The concept of bioregions has been gaining attention in recent years as a way to think about our relationship with the environment and the impact of our actions on the ecosystems around us. A bioregion is a geographical area that is defined by its unique combination of natural and human characteristics, including climate, topography, flora, fauna, and cultural traditions. Within a bioregion, there is a complex web of ecological relationships that determine the availability and suitability of different types of food. By understanding these relationships, we can make more informed choices about what to eat and how to produce food in a sustainable way that supports the health and well-being of both people and the planet.
One of the key principles of bioregionalism is the idea of "foodsheds," which are the geographic areas that provide the majority of a community's food. Traditionally, foodsheds were relatively small, reflecting the limited transportation and storage capabilities of pre-modern societies. However, with the advent of globalized food systems, the distance between where food is produced and where it is consumed has grown tremendously, leading to a loss of connection between people and the land. As a result, many people are unaware of the environmental and social costs of their food choices, including the energy required to transport food long distances, the use of synthetic fertilizers and pesticides, and the exploitation of agricultural workers in other countries.
By contrast, bioregional food systems are designed to be more locally-oriented, with the goal of reducing the ecological footprint of food production and distribution while also promoting greater community resilience and self-sufficiency. This can be accomplished through a variety of strategies, including increasing the diversity of crops grown in a region, supporting small-scale and organic farming practices, and developing local food distribution networks that link producers and consumers more closely together. By sourcing food from within the bioregion, communities can reduce their dependence on fossil fuels and strengthen their connections to the land and to one another.
Another important aspect of bioregional food systems is the concept of "food sovereignty," which is the right of people to determine their own food systems based on their cultural and ecological contexts.

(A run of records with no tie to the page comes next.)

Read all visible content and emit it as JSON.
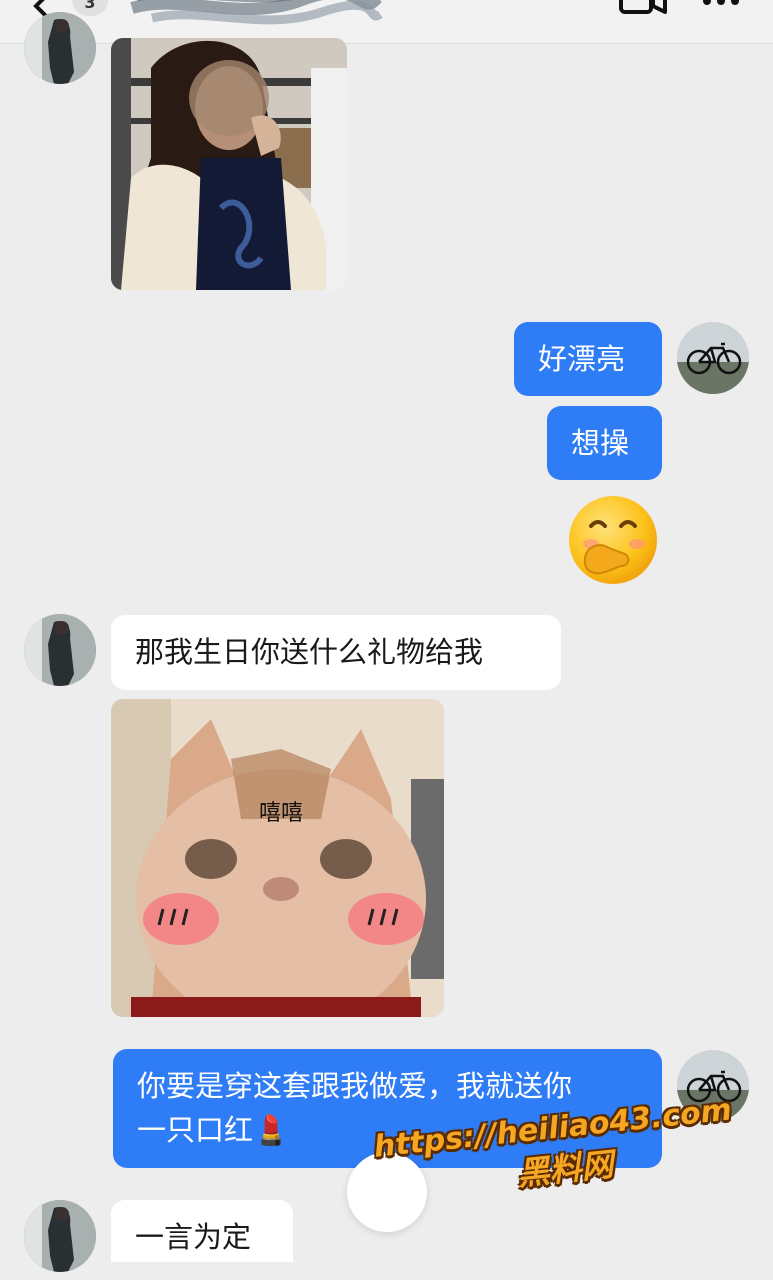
{
  "header": {
    "unread_count": "3",
    "back_icon": "chevron-left-icon",
    "video_icon": "video-call-icon",
    "more_icon": "more-dots-icon"
  },
  "messages": [
    {
      "from": "her",
      "kind": "image",
      "desc_icon": "photo-image"
    },
    {
      "from": "me",
      "kind": "text",
      "text": "好漂亮"
    },
    {
      "from": "me",
      "kind": "text",
      "text": "想操"
    },
    {
      "from": "me",
      "kind": "emoji",
      "emoji": "🤭"
    },
    {
      "from": "her",
      "kind": "text",
      "text": "那我生日你送什么礼物给我"
    },
    {
      "from": "her",
      "kind": "sticker",
      "caption": "嘻嘻"
    },
    {
      "from": "me",
      "kind": "text",
      "line1": "你要是穿这套跟我做爱，我就送你",
      "line2": "一只口红",
      "emoji": "💄"
    },
    {
      "from": "her",
      "kind": "text",
      "text": "一言为定"
    }
  ],
  "watermark": {
    "url": "https://heiliao43.com",
    "name": "黑料网"
  },
  "colors": {
    "background": "#ededed",
    "my_bubble": "#2e7cf6",
    "her_bubble": "#ffffff",
    "watermark": "#f5a623"
  }
}
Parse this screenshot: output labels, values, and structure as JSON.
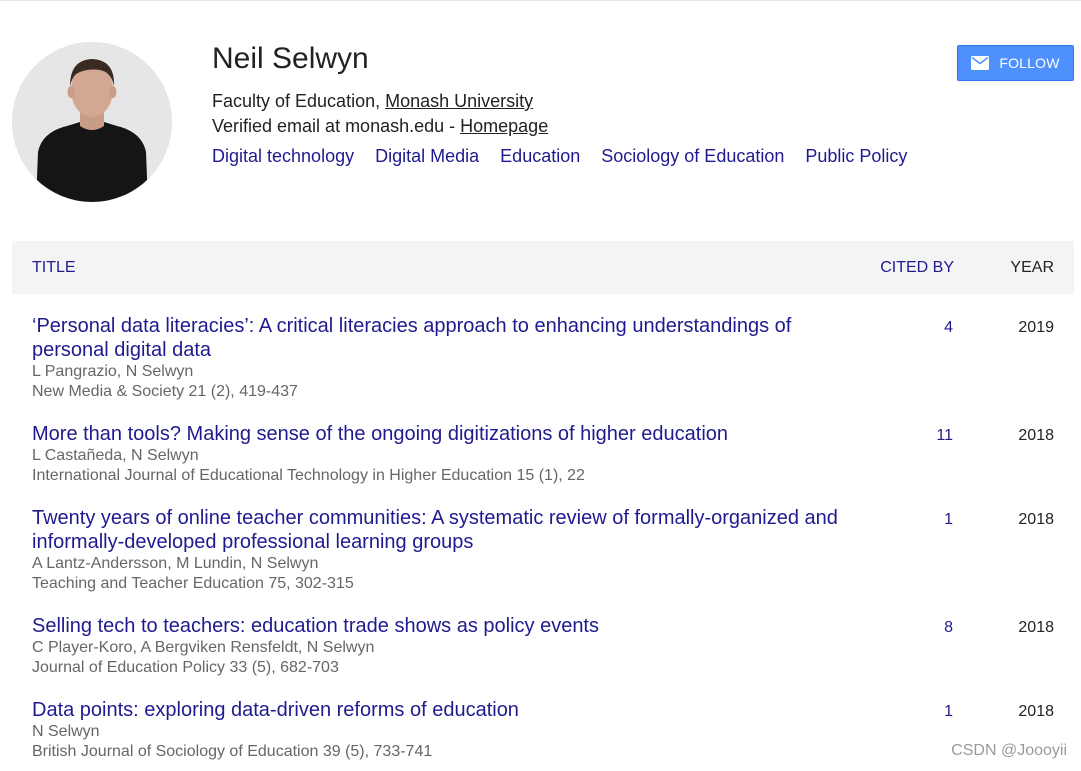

This concept is closely related to the idea of "food justice," which seeks to address the structural inequalities in the food system that lead to food insecurity, malnutrition, and other problems. By giving communities more control over their own food systems, we can promote greater social and environmental justice while also building more resilient and sustainable communities.
In practice, implementing bioregional food systems requires a high degree of collaboration and cooperation between different stakeholders, including farmers, consumers, policymakers, and community organizations. This can be challenging, especially in highly industrialized and urbanized regions where the dominant food system is often deeply entrenched. However, there are many examples of successful bioregional food systems around the world, from the "slow food" movement in Italy to the "local food networks" in the UK to the "food sovereignty" initiatives in Latin America. These systems offer a glimpse of what might be possible if we were willing to prioritize the health of the land and the well-being of our communities over short-term economic gains.
In conclusion, bioregion-based food systems represent a promising approach to addressing the environmental, social, and health challenges of our time. By reconnecting people to the land and to one another, these systems offer a path towards greater resilience, self-sufficiency, and sustainability. However, realizing this vision will require a fundamental shift in the way we think about food and our relationship with the environment. As individuals, we can start by educating ourselves about the bioregion in which we live and the food sources that are available to us. Together, we can work toward a more just and sustainable food system that nourishes both people and the planet.
Kloppenburg, Jack. 1991. “Social Theory and the De/reconstruction of Agricultural Science: Local Knowledge for an Alternative Agriculture.” Rural Sociology 56(4): 519–48.
Steffen, Will, Katherine Richardson, Johan Rockström, et al. 2015. “Planetary Boundaries: Guiding Human Development on a Changing Planet.” Science 347 (6223).